Baclanova first came to New York City with the 1925 touring production of the Moscow Art Theatre's Lysistrata. Though the rest of the company returned to Russia in 1926, she stayed to pursue career in the United States. A statuesque blonde, Baclanova quickly established herself as a popular actress in American silent movies and achieved a notable success with The Docks of New York (1928), directed by Josef von Sternberg. Later that year, she also appeared in The Man Who Laughs as Duchess Josiana, the femme fatale love interest to Conrad Veidt's disfigured hero.
The introduction of talking films proved difficult for Baclanova, as audiences did not respond to her heavy Russian accent. She no longer secured leading roles, and was relegated to supporting parts. Her career was in decline when she was offered the role of the cruel circus performer Cleopatra in Tod Browning's film Freaks (1932) This horror movie, which featured actual carnival freaks, was highly controversial and screened only briefly before being withdrawn. It would be 30 years before Freaks gained a cult following. The movie did not revive Baclanova's film career, which ended in 1943.
Baclanova worked extensively on stage in London's West End and in New York, for about 10 years starting in the mid-1930s. In 1943 she appeared in "Claudia" at the Moore Theatre in Seattle, Washington.
Baclanova was married three times and bore two sons with her first and second husbands. The birth of her second son with actor Nicholas Soussanin was front page news and covered quite extensively in the press in 1930.
After her retirement she settled in Vevey, Switzerland, where she died in 1974.
- The Dove (1927)
- The Czarina's Secret (1928)
- Forgotten Faces (1928)
- The Man Who Laughs (1928)
- Three Sinners (1928)
- Street of Sin (1928)
- The Docks of New York (1928)
- The Wolf of Wall Street (1929)
- The Man I Love (1929)
- A Dangerous Woman (1929)
- The Great Lover (1931)
- Freaks (1932)
- Downstairs (1932)
- Billion Dollar Scandal (1933)
- Claudia (1943)

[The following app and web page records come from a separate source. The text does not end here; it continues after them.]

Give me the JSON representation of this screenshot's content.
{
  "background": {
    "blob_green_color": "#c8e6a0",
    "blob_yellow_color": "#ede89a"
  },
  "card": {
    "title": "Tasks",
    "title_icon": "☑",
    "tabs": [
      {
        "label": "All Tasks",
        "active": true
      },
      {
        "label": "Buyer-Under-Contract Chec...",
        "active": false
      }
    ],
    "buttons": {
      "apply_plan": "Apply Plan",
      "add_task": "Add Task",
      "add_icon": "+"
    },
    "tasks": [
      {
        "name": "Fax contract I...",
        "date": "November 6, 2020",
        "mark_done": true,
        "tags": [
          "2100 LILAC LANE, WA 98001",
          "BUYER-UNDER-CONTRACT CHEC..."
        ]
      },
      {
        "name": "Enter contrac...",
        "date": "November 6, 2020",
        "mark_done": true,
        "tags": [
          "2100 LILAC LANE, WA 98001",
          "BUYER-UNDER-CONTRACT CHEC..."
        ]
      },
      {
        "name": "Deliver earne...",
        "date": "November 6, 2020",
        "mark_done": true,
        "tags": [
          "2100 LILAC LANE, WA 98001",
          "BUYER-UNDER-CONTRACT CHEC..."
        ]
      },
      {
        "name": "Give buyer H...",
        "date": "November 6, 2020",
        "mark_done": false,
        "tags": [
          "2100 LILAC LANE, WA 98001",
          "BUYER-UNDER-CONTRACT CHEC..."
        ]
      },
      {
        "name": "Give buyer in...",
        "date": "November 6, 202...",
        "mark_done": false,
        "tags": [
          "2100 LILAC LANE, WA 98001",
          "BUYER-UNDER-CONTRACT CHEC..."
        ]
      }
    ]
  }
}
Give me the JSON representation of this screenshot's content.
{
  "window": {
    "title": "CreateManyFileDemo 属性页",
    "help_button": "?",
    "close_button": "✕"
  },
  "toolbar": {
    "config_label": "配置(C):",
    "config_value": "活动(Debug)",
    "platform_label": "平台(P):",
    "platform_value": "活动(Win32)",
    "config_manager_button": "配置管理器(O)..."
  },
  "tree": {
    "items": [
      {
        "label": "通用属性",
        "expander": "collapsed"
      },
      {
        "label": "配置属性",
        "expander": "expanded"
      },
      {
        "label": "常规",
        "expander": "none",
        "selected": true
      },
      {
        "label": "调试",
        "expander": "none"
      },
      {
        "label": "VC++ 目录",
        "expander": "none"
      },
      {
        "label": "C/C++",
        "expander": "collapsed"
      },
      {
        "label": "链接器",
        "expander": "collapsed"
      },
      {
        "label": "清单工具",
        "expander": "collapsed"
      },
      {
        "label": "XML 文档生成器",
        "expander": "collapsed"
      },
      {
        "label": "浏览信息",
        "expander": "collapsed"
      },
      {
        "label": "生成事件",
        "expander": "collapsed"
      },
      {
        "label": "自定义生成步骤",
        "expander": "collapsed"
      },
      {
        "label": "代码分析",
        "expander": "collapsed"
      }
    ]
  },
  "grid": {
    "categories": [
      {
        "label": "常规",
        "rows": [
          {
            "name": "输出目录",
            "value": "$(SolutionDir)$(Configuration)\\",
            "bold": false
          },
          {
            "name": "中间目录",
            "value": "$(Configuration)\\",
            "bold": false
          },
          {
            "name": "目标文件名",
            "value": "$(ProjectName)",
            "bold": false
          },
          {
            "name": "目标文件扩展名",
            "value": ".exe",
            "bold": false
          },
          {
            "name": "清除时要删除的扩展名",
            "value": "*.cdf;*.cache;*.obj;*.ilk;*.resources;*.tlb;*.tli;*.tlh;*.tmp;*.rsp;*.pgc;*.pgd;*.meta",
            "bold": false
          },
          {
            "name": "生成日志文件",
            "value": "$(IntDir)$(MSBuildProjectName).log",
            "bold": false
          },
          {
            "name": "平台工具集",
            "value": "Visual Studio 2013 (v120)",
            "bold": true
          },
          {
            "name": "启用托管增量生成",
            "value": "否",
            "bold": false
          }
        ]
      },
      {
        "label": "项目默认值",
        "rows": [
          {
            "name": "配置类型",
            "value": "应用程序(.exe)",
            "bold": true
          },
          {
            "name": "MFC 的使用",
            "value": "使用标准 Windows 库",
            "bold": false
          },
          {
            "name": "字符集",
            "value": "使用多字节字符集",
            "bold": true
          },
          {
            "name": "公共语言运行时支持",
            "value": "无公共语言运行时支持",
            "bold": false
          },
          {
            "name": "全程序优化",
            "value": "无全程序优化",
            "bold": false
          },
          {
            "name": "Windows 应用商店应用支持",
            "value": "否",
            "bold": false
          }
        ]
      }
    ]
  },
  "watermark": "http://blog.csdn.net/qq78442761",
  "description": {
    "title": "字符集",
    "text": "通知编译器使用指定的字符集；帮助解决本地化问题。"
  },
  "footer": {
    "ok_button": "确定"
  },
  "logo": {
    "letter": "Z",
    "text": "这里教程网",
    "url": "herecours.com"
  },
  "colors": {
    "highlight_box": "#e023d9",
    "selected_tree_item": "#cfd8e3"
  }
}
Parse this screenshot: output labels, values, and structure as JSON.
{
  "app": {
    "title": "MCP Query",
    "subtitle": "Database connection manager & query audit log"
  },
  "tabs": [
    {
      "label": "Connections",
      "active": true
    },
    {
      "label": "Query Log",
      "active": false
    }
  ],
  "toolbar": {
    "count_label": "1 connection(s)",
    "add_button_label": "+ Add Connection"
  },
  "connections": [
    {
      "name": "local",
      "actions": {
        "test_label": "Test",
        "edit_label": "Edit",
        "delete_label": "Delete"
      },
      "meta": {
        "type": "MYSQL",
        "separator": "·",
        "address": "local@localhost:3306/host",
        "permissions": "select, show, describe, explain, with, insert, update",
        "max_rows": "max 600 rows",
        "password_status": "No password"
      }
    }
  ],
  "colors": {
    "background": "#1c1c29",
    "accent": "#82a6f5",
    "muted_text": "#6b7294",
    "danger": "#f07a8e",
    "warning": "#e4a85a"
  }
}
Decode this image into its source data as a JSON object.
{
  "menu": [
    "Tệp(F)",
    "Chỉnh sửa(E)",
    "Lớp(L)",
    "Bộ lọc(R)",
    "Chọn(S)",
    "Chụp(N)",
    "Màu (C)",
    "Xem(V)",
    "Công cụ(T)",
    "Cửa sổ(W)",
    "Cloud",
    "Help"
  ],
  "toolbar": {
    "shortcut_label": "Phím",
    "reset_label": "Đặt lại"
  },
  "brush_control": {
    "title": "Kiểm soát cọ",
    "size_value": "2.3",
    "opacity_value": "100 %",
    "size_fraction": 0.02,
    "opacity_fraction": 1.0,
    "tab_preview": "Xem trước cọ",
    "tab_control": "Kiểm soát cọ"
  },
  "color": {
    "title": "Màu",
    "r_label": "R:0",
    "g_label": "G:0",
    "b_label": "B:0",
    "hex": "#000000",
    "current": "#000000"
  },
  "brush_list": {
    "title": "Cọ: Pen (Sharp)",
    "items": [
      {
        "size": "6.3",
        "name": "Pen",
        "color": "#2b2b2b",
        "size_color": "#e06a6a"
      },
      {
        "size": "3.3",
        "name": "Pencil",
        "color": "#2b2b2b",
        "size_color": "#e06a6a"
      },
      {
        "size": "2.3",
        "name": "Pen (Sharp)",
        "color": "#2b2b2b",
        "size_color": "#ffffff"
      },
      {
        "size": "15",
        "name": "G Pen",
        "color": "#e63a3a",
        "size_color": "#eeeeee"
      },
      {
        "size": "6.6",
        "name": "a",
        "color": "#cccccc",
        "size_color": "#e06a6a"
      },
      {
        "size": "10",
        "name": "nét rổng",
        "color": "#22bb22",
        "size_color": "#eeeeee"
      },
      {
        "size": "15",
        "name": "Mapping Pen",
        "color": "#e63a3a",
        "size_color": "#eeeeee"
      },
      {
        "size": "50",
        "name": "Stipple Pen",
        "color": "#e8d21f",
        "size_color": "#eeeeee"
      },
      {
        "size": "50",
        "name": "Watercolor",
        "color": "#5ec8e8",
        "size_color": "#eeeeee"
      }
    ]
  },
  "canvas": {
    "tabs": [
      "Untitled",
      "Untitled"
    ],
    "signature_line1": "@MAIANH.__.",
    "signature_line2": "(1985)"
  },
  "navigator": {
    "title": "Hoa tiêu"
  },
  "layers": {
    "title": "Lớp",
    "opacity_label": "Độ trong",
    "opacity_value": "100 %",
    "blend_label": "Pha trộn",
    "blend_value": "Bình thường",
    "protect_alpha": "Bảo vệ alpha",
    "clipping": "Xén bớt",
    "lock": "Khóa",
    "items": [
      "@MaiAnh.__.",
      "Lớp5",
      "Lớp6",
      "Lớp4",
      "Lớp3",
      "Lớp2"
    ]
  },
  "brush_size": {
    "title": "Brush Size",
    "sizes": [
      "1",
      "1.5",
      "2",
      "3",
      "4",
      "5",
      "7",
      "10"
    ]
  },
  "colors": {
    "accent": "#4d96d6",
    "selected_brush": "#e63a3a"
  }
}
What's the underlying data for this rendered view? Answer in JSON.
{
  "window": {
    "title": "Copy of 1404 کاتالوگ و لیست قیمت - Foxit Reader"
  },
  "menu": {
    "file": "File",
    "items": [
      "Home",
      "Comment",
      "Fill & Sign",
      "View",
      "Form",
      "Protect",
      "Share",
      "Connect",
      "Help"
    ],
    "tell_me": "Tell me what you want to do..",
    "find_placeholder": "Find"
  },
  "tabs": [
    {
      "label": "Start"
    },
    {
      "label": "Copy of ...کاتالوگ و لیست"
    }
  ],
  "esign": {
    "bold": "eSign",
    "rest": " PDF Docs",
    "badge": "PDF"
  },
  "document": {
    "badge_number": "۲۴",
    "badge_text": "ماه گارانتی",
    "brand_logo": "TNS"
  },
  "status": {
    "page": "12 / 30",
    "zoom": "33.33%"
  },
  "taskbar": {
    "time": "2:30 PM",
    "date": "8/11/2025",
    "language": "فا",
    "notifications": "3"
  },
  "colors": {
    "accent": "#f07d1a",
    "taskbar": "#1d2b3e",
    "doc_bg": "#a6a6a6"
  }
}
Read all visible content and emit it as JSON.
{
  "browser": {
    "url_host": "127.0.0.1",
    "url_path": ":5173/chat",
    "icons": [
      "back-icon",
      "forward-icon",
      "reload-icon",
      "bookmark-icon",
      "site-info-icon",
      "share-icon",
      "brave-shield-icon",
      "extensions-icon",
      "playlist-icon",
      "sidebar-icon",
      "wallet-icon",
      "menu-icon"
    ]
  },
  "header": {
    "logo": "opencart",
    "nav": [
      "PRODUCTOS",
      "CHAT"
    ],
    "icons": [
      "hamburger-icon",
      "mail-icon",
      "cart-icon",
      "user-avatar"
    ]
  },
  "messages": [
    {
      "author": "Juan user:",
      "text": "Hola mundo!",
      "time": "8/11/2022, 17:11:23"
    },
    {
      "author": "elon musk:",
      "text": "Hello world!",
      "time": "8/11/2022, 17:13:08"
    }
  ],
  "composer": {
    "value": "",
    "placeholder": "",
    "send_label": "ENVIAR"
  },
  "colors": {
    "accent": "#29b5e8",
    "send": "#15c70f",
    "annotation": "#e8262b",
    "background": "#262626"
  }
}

- Mank, Gregory W. (1999). Women in horror films, 1930s, p. 118. McFarland, ISBN 978-0-7864-0553-4
- Meienberg, L. Paul. "Olga Baclanova Biography". Retrieved 2009-06-07.
- Vazzana, Eugene Michael (2001). Silent film necrology, p. 25. McFarland, ISBN 978-0-7864-1059-0
- Meienberg, L. Paul. "Olga Baclanova--The Ultimate Cinemantrap!". Retrieved 2009-06-07.
- Olga Baclanova at the Internet Movie Database
- Olga Baclanova at Find a Grave
- Olga Baclanova at Virtual History